Pictured: On Thursday, JWC Abatement Officer Hector Zertuche documented thousands of threaded casing protectors used for oil wells off of South Reynolds and Alviar Street, which washed off a business property and through the adjacent creek bed during the heavy rains two weeks ago. The materials were traced back to K&S Protector Service, Zertuche said. Photo by

MAURICIO JULIAN CUELLAR JR.

Zertuche has been on the job for one year, officials say they've seen success

Mauricio Julian Cuellar Jr.

Alice Echo-News Journal

County officials said this week that with 210 illegal dumping citations given from May 2006 to April 2007, Jim Wells County Abatement Officer Hector Zertuche has made great strides in improving the environment for local residents.

"Through his efforts, I think Zertuche has raised the public's awareness of the county's efforts to make the roadways cleaner," said Pct. 1 County Commissioner Zenaida Sanchez. "I'm pleased that he's made the effort to cover the entire county, from uncovering illegal dumping by roofing companies, to Orange Grove dumpsites and dumped tires on McMasters. He's been all over JWC. The people who live near these dump sites, I'm sure are the ones who appreciate his efforts the most."

Zertuche, who works out of the JWC Sheriff's Department, has always received cooperation from Sheriff Oscar Lopez when needed, Sanchez said.

Zertuche also handles illegal activities he finds on the road, such as DWIs and other crimes, while cracking down on illegal dumping activity.

Zertuche does comb through household garbage as part of his job. Sometimes the items are found in difficult to access locations, such as foul water creek beds and behind private property. It is a job Zertuche has taken to quickly, and he is rarely found without his camera in hand, ready to document illegal dumping on the scene.

"From what the residents have told me, it's working out there. They are seeing a difference. As people become more aware of the consequences involved, there is less being dumped on the county roads," Zertuche said.

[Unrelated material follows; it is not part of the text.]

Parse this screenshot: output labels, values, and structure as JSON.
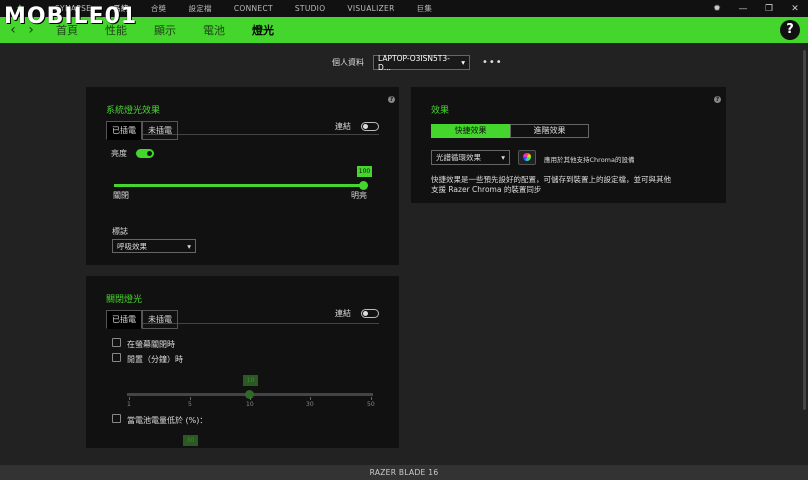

During the average week, Zertuche spends his time driving the county roads of each precinct, looking for instances of illegal activity. He knows the back roads well, and he is familiar with the areas that are still trouble spots for the county.

Places like County Road 144 and County Road 129 are still used frequently by illegal dumpers, and these are some of the areas Zertuche visits most frequently. He said though that other roads, such as County Road 247, have seen improvement over the last year

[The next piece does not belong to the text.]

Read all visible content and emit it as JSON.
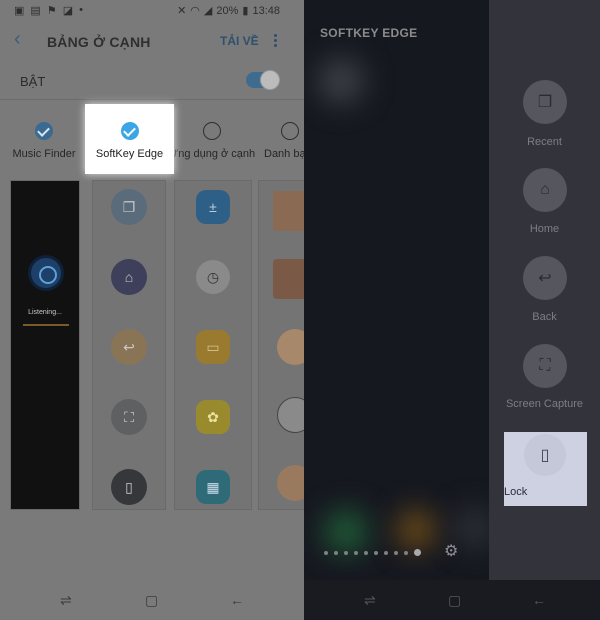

In the last year, Zertuche has logged more than 30,000 miles on his patrol vehicle. But the time and effort does pay off, he said.

He estimates that more than 90 percent of perpetrators are found guilty. Much of that number is based on the documentation Zertuche is able to collect as part of his investigation.

"There are people out there who throw all sorts of items in the creeks," he said. "People don't realize it will eventually go into someone's water supply. We really appreciate the people who have called to help and who have given good feedback, but we would like to get even more people involved.

"Environmental crime is new to everyone. We'd like to be more proactive than reactive. If you see someone traveling the back roads with a truckload of materials, we would really like to get a call. We'd like to catch them in the act when we can."